September 2016

UHTS collected works

Editor's Choice Haibun

In his Charles Eliot Norton Lectures, 2009, the Turkish writer and Nobel Laureate, Orhan Pamuk explored the novel’s visual and sensual power to transport a reader through vivid and profound mental and physical landscapes. I wondered if I could borrow that insight to argue that within the remit of the haibun form, each of the following poets succeeds in creating a palpable and distinct emotional and corporeal topography.

—UHTS cattails Haibun Editor Sonam Chhoki, Bhutan     

Hidden Gem
Thomas James Martin

For a long time my brother-in-law, Jim, and I, were not close. Politically, I was mostly liberal and he, a strong conservative. Then, a few years ago after we had shed our political skins and we suddenly became open to each other. Sure, shared interests but more than that, not quite affection but a quiet understanding. He shared his wonderful experiences of running.

spring marathon
his shadow catches up
as the clouds threaten

After I was placed in assisted care, he visited me several times a week, usually with a cappuccino in hand which he knew I loved. I learned respect and admiration for the real Jim. He had a hidden depth that was not easily expressed or perhaps understood.

stone bridge
water striders scurry
in the sunlit stream

I remember a geology class: "Scratch any stone to see its true identity."

dark river stone
laced with sunlight
dripping rainbow

I felt that he was turning into gold though I wonder if he knew...

Thomas James Martin’s haibun, "Hidden Gem" highlights movingly the humane and humbling aspect of aging when one is able to slough off strongly held and divisive perspectives to arrive at a more compassionate and inclusive stance. The three haiku are effective in accentuating the perceptible transformation in viewpoint and emotion of both the poet and his brother-in-law, Jim. The gentle and reflective tone of the narrative engages the reader well.

—UHTS cattails Haibun Editor Sonam Chhoki, Bhutan    

Small Talk
Vessislava Savova

“God is Love!”

“Yeah, sure, but no one has ever seen God.”

“So what?”

“So, no one has ever seen Love.”

“Love is not about being seen but being felt.”

“Yes, you’re right. Could you push my wheelchair closer to the fountain, child?”

a slug crawls
in the alley

Общи приказки
- Бог е Любов!

- Да, разбира се, но никой никога не е виждал Бог.

- Е и?

- Е, значи никой никога не е виждал Любовта.

- Любовта не е за виждане, а за чувстване.

-Да, права си. Би ли избутала инвалидния ми стол по-близо до Извора, дете?

слънчеви лъчи
гол охлюв бавно пълзи
по алеята

I was drawn to this haibun, Small Talk by Vessislava Savova. Her use of an understated and succinct dialogue is highly effectively in addressing profound metaphysical and existential issues. The reader is drawn into the conversation but does not feel overwhelmed or nudged in any particular direction.

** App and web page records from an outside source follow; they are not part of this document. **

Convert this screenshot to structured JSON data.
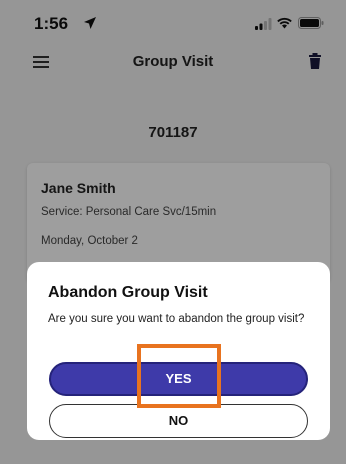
{
  "status_bar": {
    "time": "1:56"
  },
  "nav": {
    "title": "Group Visit"
  },
  "visit": {
    "id": "701187",
    "client_name": "Jane Smith",
    "service": "Service: Personal Care Svc/15min",
    "date": "Monday, October 2"
  },
  "dialog": {
    "title": "Abandon Group Visit",
    "message": "Are you sure you want to abandon the group visit?",
    "yes_label": "YES",
    "no_label": "NO"
  },
  "colors": {
    "primary": "#3e3aa9",
    "highlight": "#e8731f"
  }
}
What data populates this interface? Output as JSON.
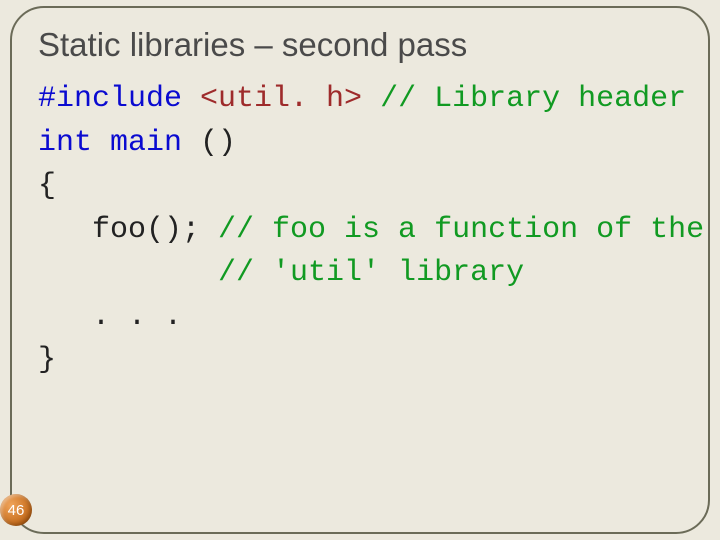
{
  "slide": {
    "title": "Static libraries – second pass",
    "page_number": "46"
  },
  "code": {
    "l1_kw": "#include",
    "l1_inc": " <util. h>",
    "l1_cm": " // Library header",
    "l2_kw1": "int",
    "l2_sp": " ",
    "l2_kw2": "main",
    "l2_tail": " ()",
    "l3": "{",
    "l4_txt": "   foo(); ",
    "l4_cm": "// foo is a function of the",
    "l5_pad": "          ",
    "l5_cm": "// 'util' library",
    "l6": "   . . .",
    "l7": "}"
  }
}
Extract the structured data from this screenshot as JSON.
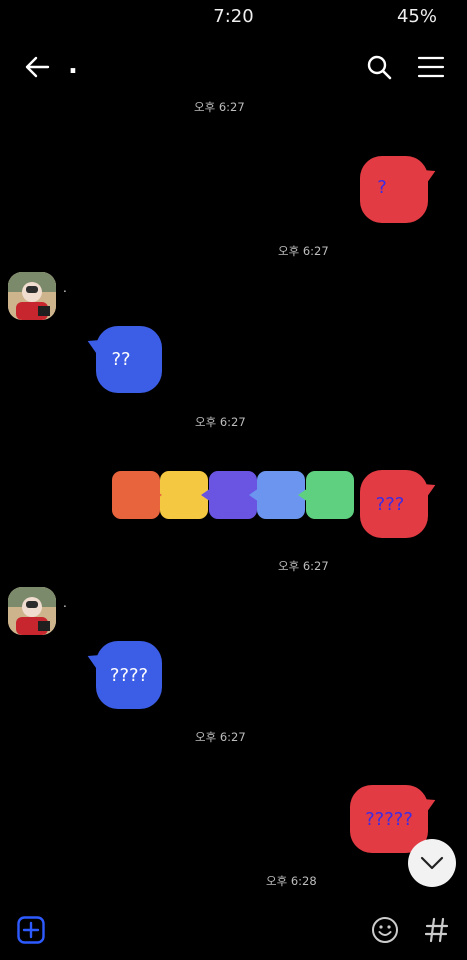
{
  "status": {
    "time": "7:20",
    "battery": "45%"
  },
  "header": {
    "title": "."
  },
  "messages": [
    {
      "side": "me",
      "text": "?",
      "time": "오후 6:27"
    },
    {
      "side": "them",
      "sender": ".",
      "text": "??",
      "time": "오후 6:27"
    },
    {
      "side": "me",
      "text": "???",
      "time": "오후 6:27"
    },
    {
      "side": "them",
      "sender": ".",
      "text": "????",
      "time": "오후 6:27"
    },
    {
      "side": "me",
      "text": "?????",
      "time": "오후 6:28"
    }
  ],
  "top_partial_time": "오후 6:27",
  "chip_colors": [
    "#e8643c",
    "#f5c842",
    "#6a55e3",
    "#6b95ee",
    "#5fd07f"
  ],
  "colors": {
    "my_bubble": "#e23b43",
    "their_bubble": "#3c5ee6",
    "accent": "#2d5bff"
  }
}
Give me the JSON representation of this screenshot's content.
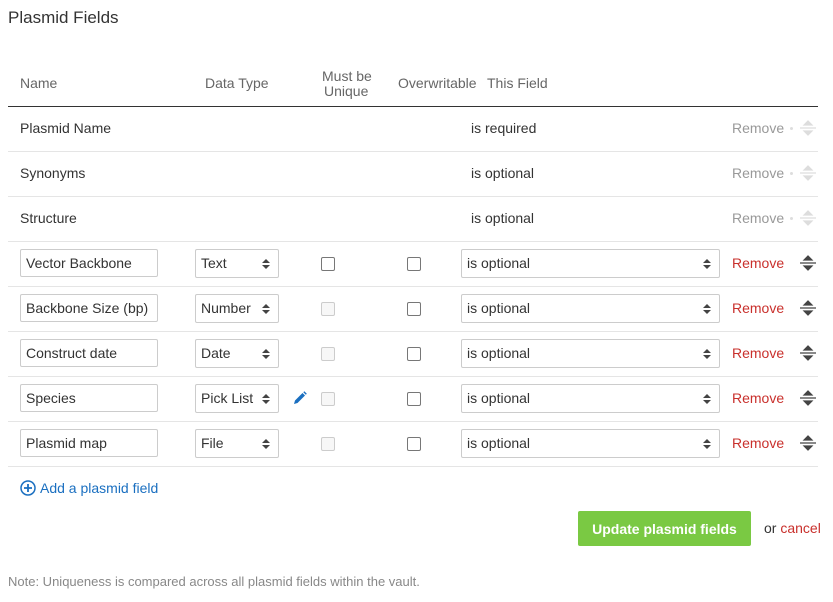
{
  "title": "Plasmid Fields",
  "headers": {
    "name": "Name",
    "data_type": "Data Type",
    "must_be_unique_1": "Must be",
    "must_be_unique_2": "Unique",
    "overwritable": "Overwritable",
    "this_field": "This Field"
  },
  "fixed_rows": [
    {
      "name": "Plasmid Name",
      "status": "is required",
      "remove": "Remove"
    },
    {
      "name": "Synonyms",
      "status": "is optional",
      "remove": "Remove"
    },
    {
      "name": "Structure",
      "status": "is optional",
      "remove": "Remove"
    }
  ],
  "rows": [
    {
      "name": "Vector Backbone",
      "type": "Text",
      "unique": false,
      "unique_enabled": true,
      "overwritable": false,
      "status": "is optional",
      "remove": "Remove"
    },
    {
      "name": "Backbone Size (bp)",
      "type": "Number",
      "unique": false,
      "unique_enabled": false,
      "overwritable": false,
      "status": "is optional",
      "remove": "Remove"
    },
    {
      "name": "Construct date",
      "type": "Date",
      "unique": false,
      "unique_enabled": false,
      "overwritable": false,
      "status": "is optional",
      "remove": "Remove"
    },
    {
      "name": "Species",
      "type": "Pick List",
      "unique": false,
      "unique_enabled": false,
      "overwritable": false,
      "status": "is optional",
      "remove": "Remove",
      "editable_list": true
    },
    {
      "name": "Plasmid map",
      "type": "File",
      "unique": false,
      "unique_enabled": false,
      "overwritable": false,
      "status": "is optional",
      "remove": "Remove"
    }
  ],
  "add_field_label": "Add a plasmid field",
  "update_button": "Update plasmid fields",
  "or_text": "or",
  "cancel_text": "cancel",
  "note": "Note: Uniqueness is compared across all plasmid fields within the vault.",
  "colors": {
    "accent_green": "#7ac943",
    "remove_red": "#c9302c",
    "link_blue": "#1a6fc0"
  }
}
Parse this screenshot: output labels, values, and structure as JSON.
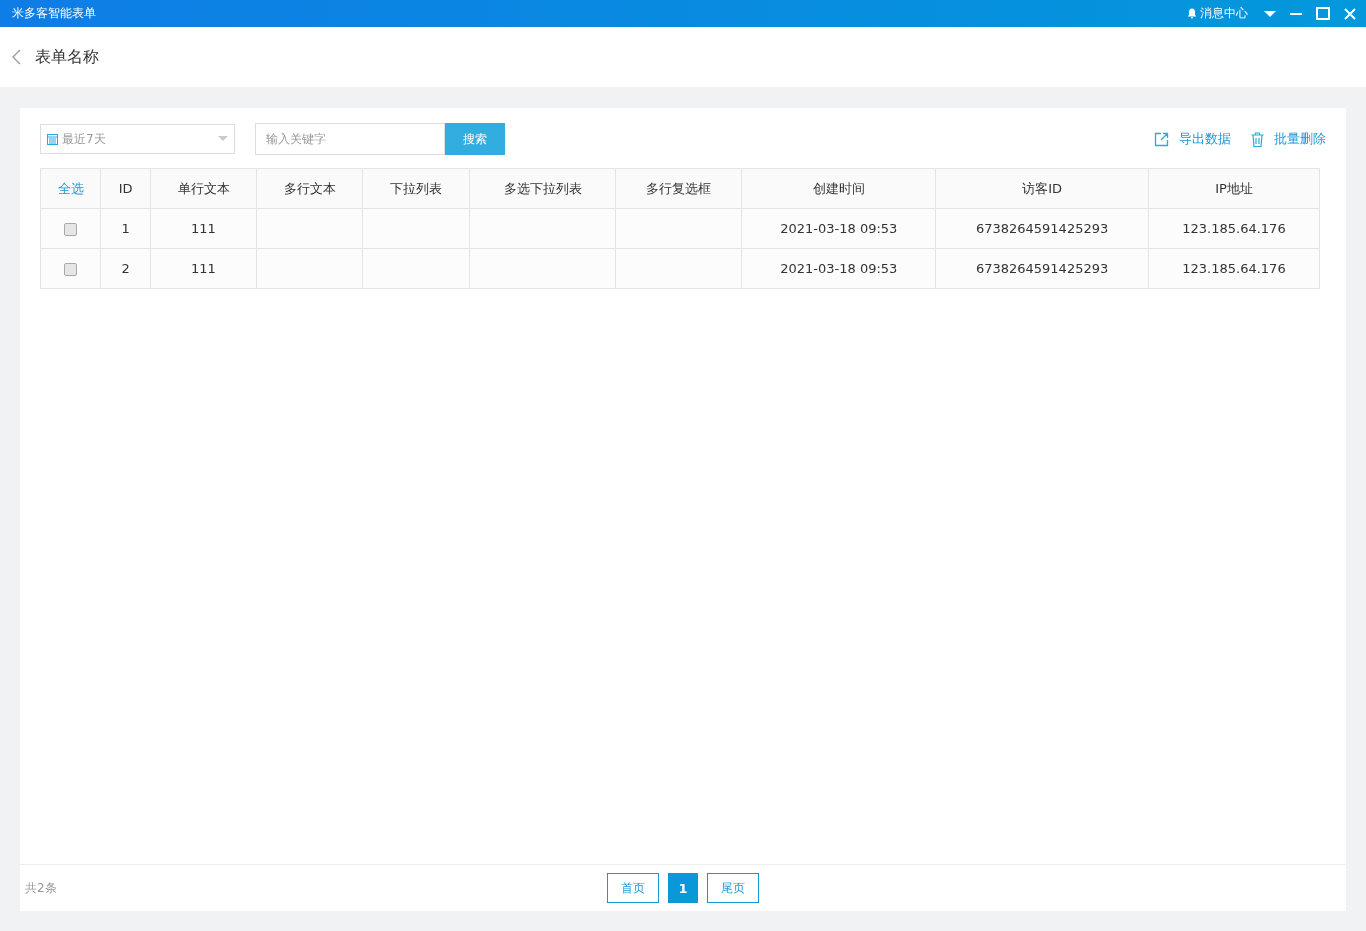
{
  "window": {
    "title": "米多客智能表单",
    "message_center": "消息中心"
  },
  "page": {
    "title": "表单名称"
  },
  "toolbar": {
    "date_range": "最近7天",
    "search": {
      "placeholder": "输入关键字"
    },
    "search_button": "搜索",
    "export": "导出数据",
    "batch_delete": "批量删除"
  },
  "table": {
    "select_all": "全选",
    "columns": [
      "ID",
      "单行文本",
      "多行文本",
      "下拉列表",
      "多选下拉列表",
      "多行复选框",
      "创建时间",
      "访客ID",
      "IP地址"
    ],
    "rows": [
      {
        "checked": false,
        "cells": [
          "1",
          "111",
          null,
          null,
          null,
          null,
          "2021-03-18 09:53",
          "6738264591425293",
          "123.185.64.176"
        ]
      },
      {
        "checked": false,
        "cells": [
          "2",
          "111",
          null,
          null,
          null,
          null,
          "2021-03-18 09:53",
          "6738264591425293",
          "123.185.64.176"
        ]
      }
    ]
  },
  "footer": {
    "total": "共2条",
    "first": "首页",
    "pages": [
      {
        "label": "1",
        "selected": true
      }
    ],
    "last": "尾页"
  }
}
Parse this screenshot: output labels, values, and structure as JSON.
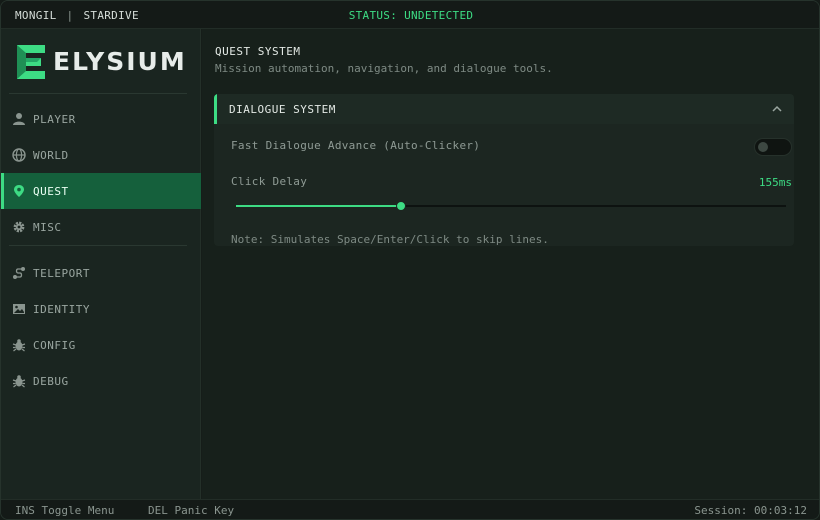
{
  "topbar": {
    "user": "MONGIL",
    "separator": "|",
    "server": "STARDIVE",
    "status": "STATUS: UNDETECTED"
  },
  "brand": {
    "name": "ELYSIUM",
    "logo_letter": "E",
    "accent": "#3ddc84"
  },
  "sidebar": {
    "items": [
      {
        "label": "PLAYER",
        "icon": "user-icon"
      },
      {
        "label": "WORLD",
        "icon": "globe-icon"
      },
      {
        "label": "QUEST",
        "icon": "map-pin-icon",
        "active": true
      },
      {
        "label": "MISC",
        "icon": "gear-icon"
      },
      {
        "label": "TELEPORT",
        "icon": "route-icon"
      },
      {
        "label": "IDENTITY",
        "icon": "image-icon"
      },
      {
        "label": "CONFIG",
        "icon": "bug-icon"
      },
      {
        "label": "DEBUG",
        "icon": "bug-icon"
      }
    ]
  },
  "page": {
    "title": "QUEST SYSTEM",
    "subtitle": "Mission automation, navigation, and dialogue tools."
  },
  "panel": {
    "title": "DIALOGUE SYSTEM",
    "toggle_label": "Fast Dialogue Advance (Auto-Clicker)",
    "toggle_on": false,
    "slider_label": "Click Delay",
    "slider_value": "155ms",
    "slider_fraction": 0.3,
    "note": "Note: Simulates Space/Enter/Click to skip lines."
  },
  "footer": {
    "toggle_key": "INS Toggle Menu",
    "panic_key": "DEL Panic Key",
    "session": "Session: 00:03:12"
  }
}
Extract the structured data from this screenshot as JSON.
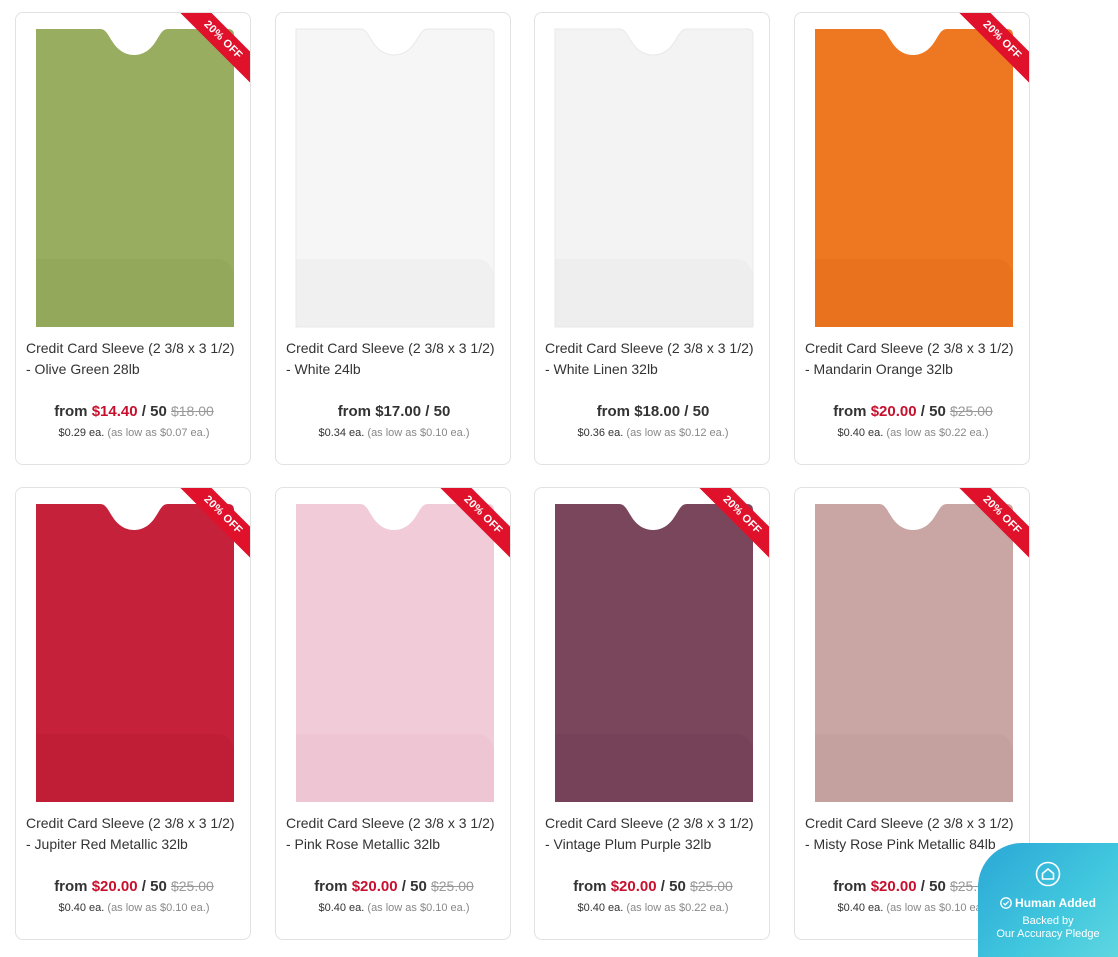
{
  "products": [
    {
      "title": "Credit Card Sleeve (2 3/8 x 3 1/2) - Olive Green 28lb",
      "from_label": "from",
      "price": "$14.40",
      "unit": "/ 50",
      "was": "$18.00",
      "each": "$0.29 ea.",
      "low": "(as low as $0.07 ea.)",
      "badge": "20% OFF",
      "color": "#98ad5f",
      "shade": "#8aa054"
    },
    {
      "title": "Credit Card Sleeve (2 3/8 x 3 1/2) - White 24lb",
      "from_label": "from",
      "price": "$17.00",
      "unit": "/ 50",
      "was": "",
      "each": "$0.34 ea.",
      "low": "(as low as $0.10 ea.)",
      "badge": "",
      "color": "#f6f6f6",
      "shade": "#e6e6e6"
    },
    {
      "title": "Credit Card Sleeve (2 3/8 x 3 1/2) - White Linen 32lb",
      "from_label": "from",
      "price": "$18.00",
      "unit": "/ 50",
      "was": "",
      "each": "$0.36 ea.",
      "low": "(as low as $0.12 ea.)",
      "badge": "",
      "color": "#f3f3f3",
      "shade": "#e4e4e4"
    },
    {
      "title": "Credit Card Sleeve (2 3/8 x 3 1/2) - Mandarin Orange 32lb",
      "from_label": "from",
      "price": "$20.00",
      "unit": "/ 50",
      "was": "$25.00",
      "each": "$0.40 ea.",
      "low": "(as low as $0.22 ea.)",
      "badge": "20% OFF",
      "color": "#ee7722",
      "shade": "#e06a18"
    },
    {
      "title": "Credit Card Sleeve (2 3/8 x 3 1/2) - Jupiter Red Metallic 32lb",
      "from_label": "from",
      "price": "$20.00",
      "unit": "/ 50",
      "was": "$25.00",
      "each": "$0.40 ea.",
      "low": "(as low as $0.10 ea.)",
      "badge": "20% OFF",
      "color": "#c6213a",
      "shade": "#b31a32"
    },
    {
      "title": "Credit Card Sleeve (2 3/8 x 3 1/2) - Pink Rose Metallic 32lb",
      "from_label": "from",
      "price": "$20.00",
      "unit": "/ 50",
      "was": "$25.00",
      "each": "$0.40 ea.",
      "low": "(as low as $0.10 ea.)",
      "badge": "20% OFF",
      "color": "#f1cbd8",
      "shade": "#e9bccb"
    },
    {
      "title": "Credit Card Sleeve (2 3/8 x 3 1/2) - Vintage Plum Purple 32lb",
      "from_label": "from",
      "price": "$20.00",
      "unit": "/ 50",
      "was": "$25.00",
      "each": "$0.40 ea.",
      "low": "(as low as $0.22 ea.)",
      "badge": "20% OFF",
      "color": "#7a465c",
      "shade": "#6e3d52"
    },
    {
      "title": "Credit Card Sleeve (2 3/8 x 3 1/2) - Misty Rose Pink Metallic 84lb",
      "from_label": "from",
      "price": "$20.00",
      "unit": "/ 50",
      "was": "$25.00",
      "each": "$0.40 ea.",
      "low": "(as low as $0.10 ea.)",
      "badge": "20% OFF",
      "color": "#c9a6a4",
      "shade": "#bb9896"
    }
  ],
  "pledge": {
    "icon": "home-shield-icon",
    "headline": "Human Added",
    "line1": "Backed by",
    "line2": "Our Accuracy Pledge"
  }
}
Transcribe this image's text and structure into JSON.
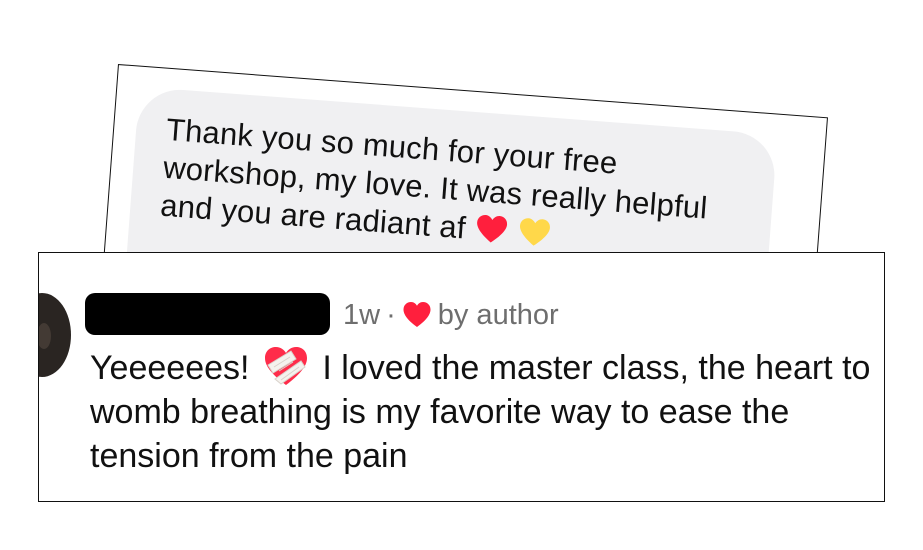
{
  "dm_message": {
    "text": "Thank you so much for your free workshop, my love. It was really helpful and you are radiant af"
  },
  "comment": {
    "time": "1w",
    "separator": "·",
    "liked_by": "by author",
    "text_before_emoji": "Yeeeeees!",
    "text_after_emoji": " I loved the master class, the heart to womb breathing is my favorite way to ease the tension from the pain",
    "emoji": "mending-heart-icon"
  },
  "colors": {
    "bubble_bg": "#f0f0f2",
    "meta_gray": "#6e6e6e",
    "heart_red": "#ff1f3d",
    "redaction": "#000000"
  }
}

The irony at the end grounds the metaphysical in the human physical.

—UHTS cattails Haibun Editor Sonam Chhoki, Bhutan    

The Final Hike
Bill Gottlieb

Yesterday was five months since I scattered Denise’s ashes. But they didn’t scatter—they dissolved, were washed to nothing in the shallows of the wide. I didn’t know then that I would write so often about her—the repeatable resurrections of art. Or that her fire-born ruins would brand my mind with their swirl and stir, would be washed again and again, the gray to white to gone; the waves, the water that took her, turned into words, lines of words, like the serial surf of an incoming tide. The final hike, that’s what she told me to take. Just you and me. And so I went to Ten Mile Beach, to the mouth of the Ten Mile River—where the osprey dove like gods and killed for life when we watched in wonder, in love.

attend the funeral
of a seal

Bill Gottlieb’s haibun, "The Final Hike" is deeply resonant for me. After the untimely death of my mother just before her 53rd birthday, I discovered haibun to express grief in its myriad stages and forms. In Bill Gottlieb’s piece there is exquisite beauty in the imagery of space, water and fire. He describes how his wife’s ashes “were washed to nothing in the shallows of the wide”. This underlines the poignancy of the poet’s ‘final’ hike to the mouth of the Ten Mile River in fulfillment of her urging. The haibun links life, love and death seamlessly in this closing line: “where the osprey dove like gods and killed for life when we watched in wonder, in love.”

The haibun shows how grief permeates everything we perceive and yet it also enhances our perception of the universality of death in both the human and natural world.

—UHTS cattails Haibun Editor Sonam Chhoki, Bhutan